On the face of it, Cambodia should be devastated by AIDS. Brothels are commonplace in the impoverished country, illegal drugs are widely available, and government spending on health care is only about two dollars a person each year. But the rate of new AIDS infections has dropped during the past decade. Rory Byrne reports for VOA from Phnom Penh on how Cambodia is turning the tide against AIDS.
In 1997, 3.2 of Cambodians were infected with HIV, the virus that causes AIDS. The United Nations office dealing with AIDS, UNAIDS, says that among sex workers the figure was almost 40 percent.
Today, UNAIDS says only about 1.6 percent of the general population is infected, with about 20 percent of sex workers believed to be infected.
Dr. Mean Chhi Vun is the director of Cambodia's National Center for HIV, AIDS, Dermatology and Sexually Transmitted Infections. He says the key to Cambodia's success has been a multi-faceted plan in which government and aid groups work together at all levels to fight the disease.
"As you may know, Cambodia is one of the poorest countries in the world," he said. "So we work together with all partners - including bilateral, multilateral, the international finance agencies like World Bank, ADB, the academic institutions, and the civil society including NGOs and community-based organizations."
Cambodia is still recovering from decades of conflict. Thousands of women see no choice but to become sex workers, and the country has a young, migrant population. All of these factors can contribute to rising HIV infection rates.
The U.N. AIDS co-coordinator in Cambodia, Tony Lisle, says the government deserves great credit for having the political will to tackle the disease.
"The Cambodian government basically has opened the space for all the key players to play their role," he said. "The government has essentially, for example, in terms of the sex work and client environment, the government approved and the prime minister basically established a policy for the 100 percent condom use program in brothels, so it opened the door for a scaled response."
Encouraging the use of condoms has been an important part of the strategy. The government sponsors safe-sex ads on billboards, television and radio. Activist groups distribute condoms and make sure that people how to use them.
"We try to normalize the condom use in Cambodia by educating them through the CUP (100 percent Condom Use Program) campaign," said Dan Borapich, a spokesman for Population Services International, the largest distributor of subsidized condoms in Cambodia. "You know, use a condom, and also increase the visibility of condoms through our distribution channel, like we try to make sure that condoms available at even supermarket, mini-market, stall, you know, pharmacy, everywhere."
Another important part of the strategy is treating those infected with cheap or free anti-retroviral drugs.
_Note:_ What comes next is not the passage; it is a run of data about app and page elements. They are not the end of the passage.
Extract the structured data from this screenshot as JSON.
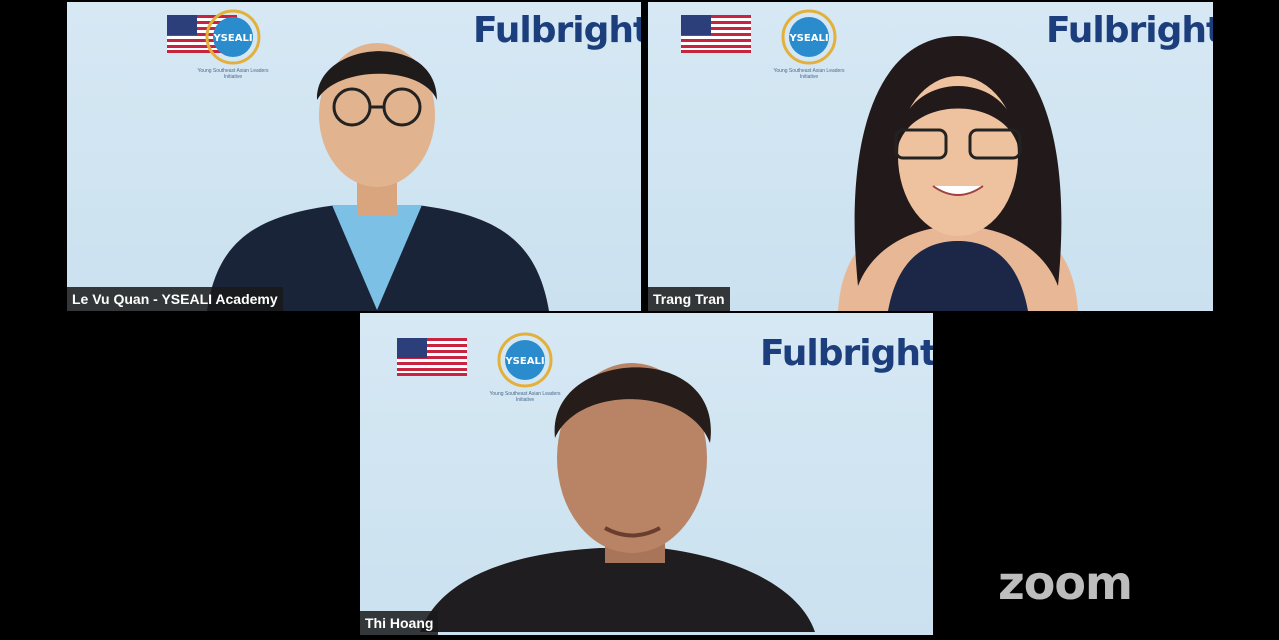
{
  "participants": [
    {
      "name": "Le Vu Quan - YSEALI Academy",
      "active": false
    },
    {
      "name": "Trang Tran",
      "active": false
    },
    {
      "name": "Thi Hoang",
      "active": true
    }
  ],
  "background": {
    "brand": "Fulbright",
    "logo_text": "YSEALI",
    "logo_subtext": "Young Southeast Asian Leaders Initiative"
  },
  "watermark": "zoom",
  "colors": {
    "active_border": "#7ee05b",
    "brand": "#1d3e7c",
    "backdrop": "#cfe4f1"
  }
}
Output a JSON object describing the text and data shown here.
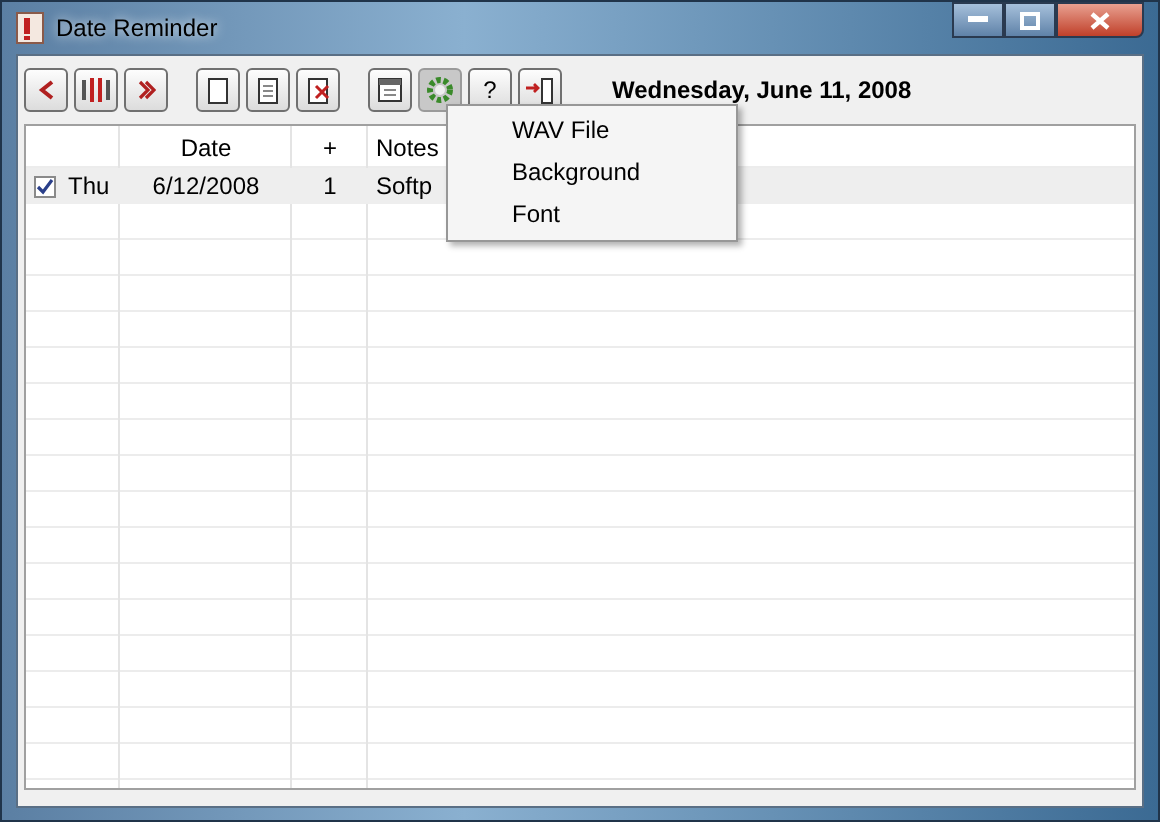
{
  "window": {
    "title": "Date Reminder"
  },
  "toolbar": {
    "buttons": [
      {
        "kind": "prev"
      },
      {
        "kind": "today"
      },
      {
        "kind": "next"
      },
      {
        "kind": "new"
      },
      {
        "kind": "edit"
      },
      {
        "kind": "delete"
      },
      {
        "kind": "calendar"
      },
      {
        "kind": "settings",
        "pressed": true
      },
      {
        "kind": "help",
        "label": "?"
      },
      {
        "kind": "exit"
      }
    ],
    "date": "Wednesday, June 11, 2008"
  },
  "table": {
    "columns": [
      "",
      "Date",
      "+",
      "Notes"
    ],
    "rows": [
      {
        "checked": true,
        "day": "Thu",
        "date": "6/12/2008",
        "count": "1",
        "notes": "Softp",
        "selected": true
      }
    ]
  },
  "menu": {
    "items": [
      "WAV File",
      "Background",
      "Font"
    ]
  }
}
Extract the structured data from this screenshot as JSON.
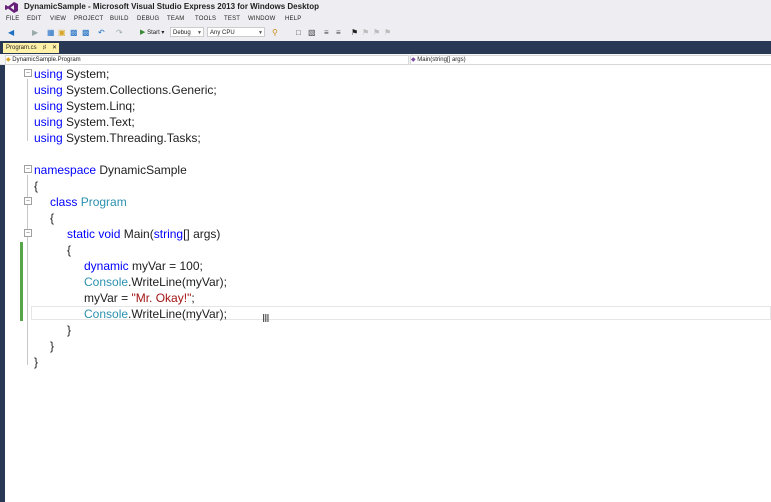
{
  "window": {
    "title": "DynamicSample - Microsoft Visual Studio Express 2013 for Windows Desktop"
  },
  "menu": [
    "FILE",
    "EDIT",
    "VIEW",
    "PROJECT",
    "BUILD",
    "DEBUG",
    "TEAM",
    "TOOLS",
    "TEST",
    "WINDOW",
    "HELP"
  ],
  "toolbar": {
    "start_label": "Start",
    "configuration": "Debug",
    "platform": "Any CPU"
  },
  "tab": {
    "label": "Program.cs"
  },
  "navigation": {
    "type_scope": "DynamicSample.Program",
    "member_scope": "Main(string[] args)"
  },
  "code": {
    "kw_using": "using",
    "using_system": "System;",
    "using_generic": "System.Collections.Generic;",
    "using_linq": "System.Linq;",
    "using_text": "System.Text;",
    "using_tasks": "System.Threading.Tasks;",
    "kw_namespace": "namespace",
    "namespace_name": "DynamicSample",
    "brace_open": "{",
    "brace_close": "}",
    "kw_class": "class",
    "class_name": "Program",
    "kw_static": "static",
    "kw_void": "void",
    "main_name": "Main(",
    "kw_string": "string",
    "main_params": "[] args)",
    "kw_dynamic": "dynamic",
    "decl_rest": "myVar = 100;",
    "console": "Console",
    "writeline_call": ".WriteLine(myVar);",
    "assign_lhs": "myVar = ",
    "string_literal": "\"Mr. Okay!\"",
    "semicolon": ";"
  },
  "colors": {
    "keyword": "#0000ff",
    "type": "#2b91af",
    "string": "#a31515",
    "text": "#1e1e1e",
    "changed_lines": "#57a64a",
    "tab_active": "#fff1a8",
    "chrome_dark": "#293955"
  },
  "icons": [
    "vs-logo-icon",
    "back-icon",
    "forward-icon",
    "new-project-icon",
    "open-icon",
    "save-icon",
    "save-all-icon",
    "undo-icon",
    "redo-icon",
    "start-icon",
    "find-icon",
    "bookmark-icon",
    "pin-icon",
    "close-icon",
    "fold-icon"
  ]
}
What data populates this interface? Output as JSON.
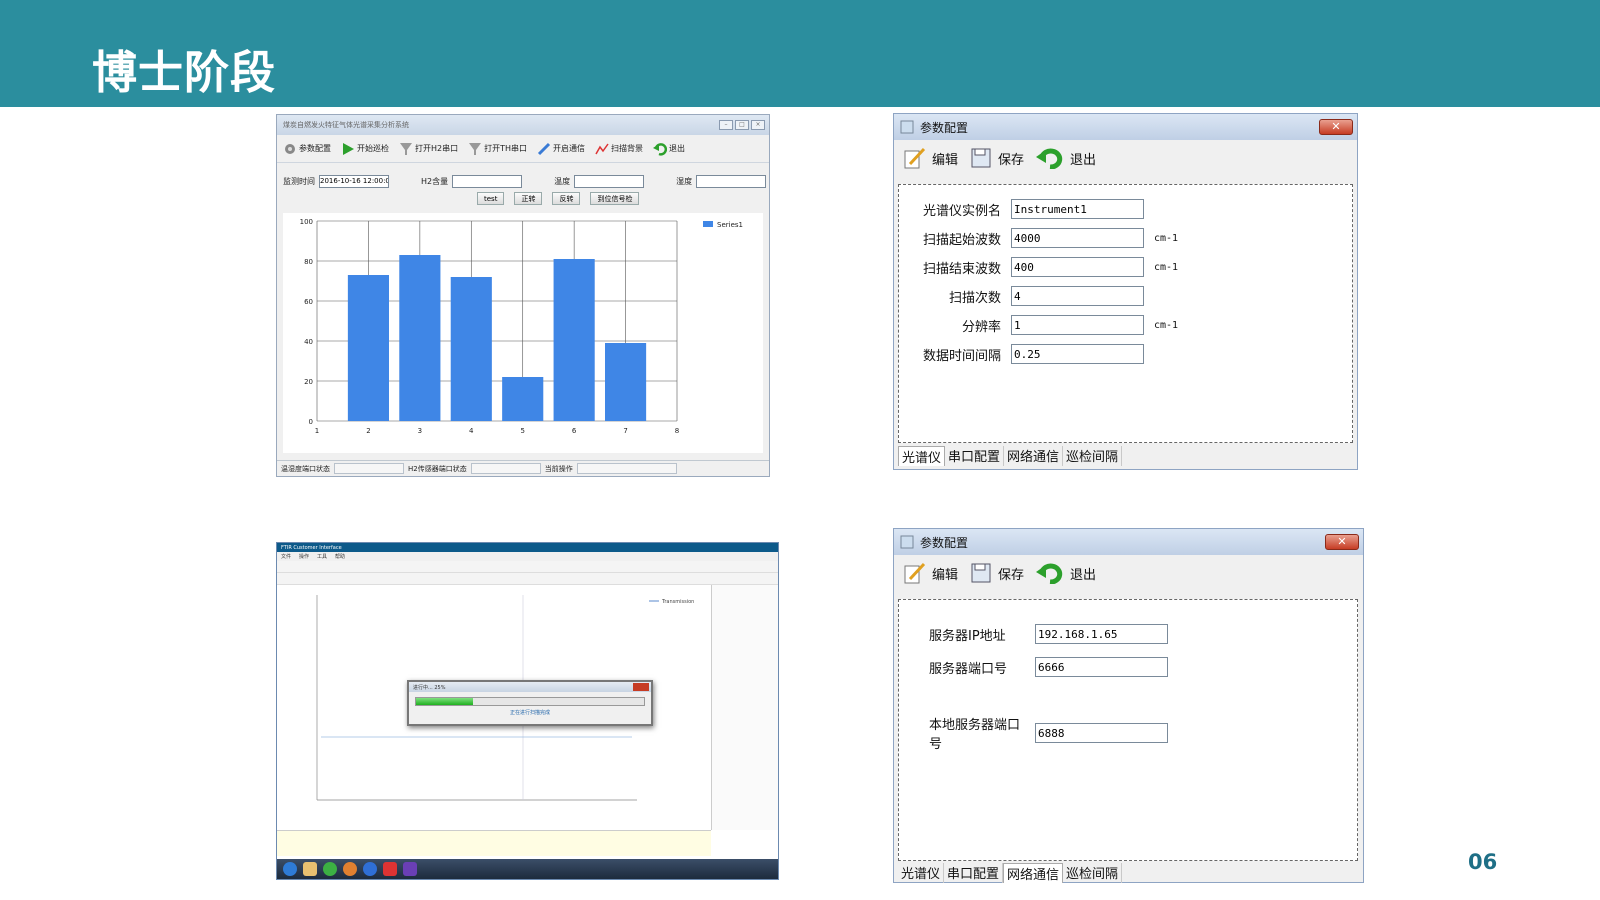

Tony Lisle of UNAIDS says that about 25,000 patients are receiving treatment in Cambodia - nearly 80 percent of all those who need treatment. The bulk of the life-saving drugs are provided by the Global Fund for Tuberculosis, AIDS and Malaria.
"I think Cambodia, of all countries in the region, is a major success story in terms of getting all of those who need to be on treatment, on treatment," said Lisle.
Despite the progress, experts warn there remains a chance the infection rate could still rise, particularly among those groups engaging in high- risk behavior. Studies show, for example, that new infections among men who have sex with men and those who use illegal injected drugs are still increasing in Cambodia.
The infection rate also is increasing among so-called indirect sex workers - women working in beer gardens, karaoke clubs and hostess bars.
AIDS experts say these women often have a steady partner and do not use a condom with that man, although neither the woman nor the man may be faithful.
HIV infection rates also are high among men who have moved to Phnom Penh from the countryside to work. These men often become infected at brothels and then take the virus home to their wives.
For many of those infected with HIV, life is difficult. Cambodia's health-care system is basic at best. Conditions are unhygienic. Modern medical equipment is almost non-existent.
And discrimination against AIDS sufferers is commonplace, despite efforts being made to stamp it out.
Mony is HIV positive and works for the Cambodian Community of Women living with HIV/AIDS.
"In the community, stigma and discrimination is still happening. Nobody wants to talk to the PLHA - people living with HIV and AIDS - nobody wants to buy their products," said Mony. "So, it is still very hard ... even the stigma and discrimination in the health center and also at the national level ... it is still happening, yeah."
Despite these problems, Cambodia has become an example of how to fight the disease. AIDS experts say the lesson from Cambodia is that if the political will is there from the top, the disease can be contained, even in the poorest nations.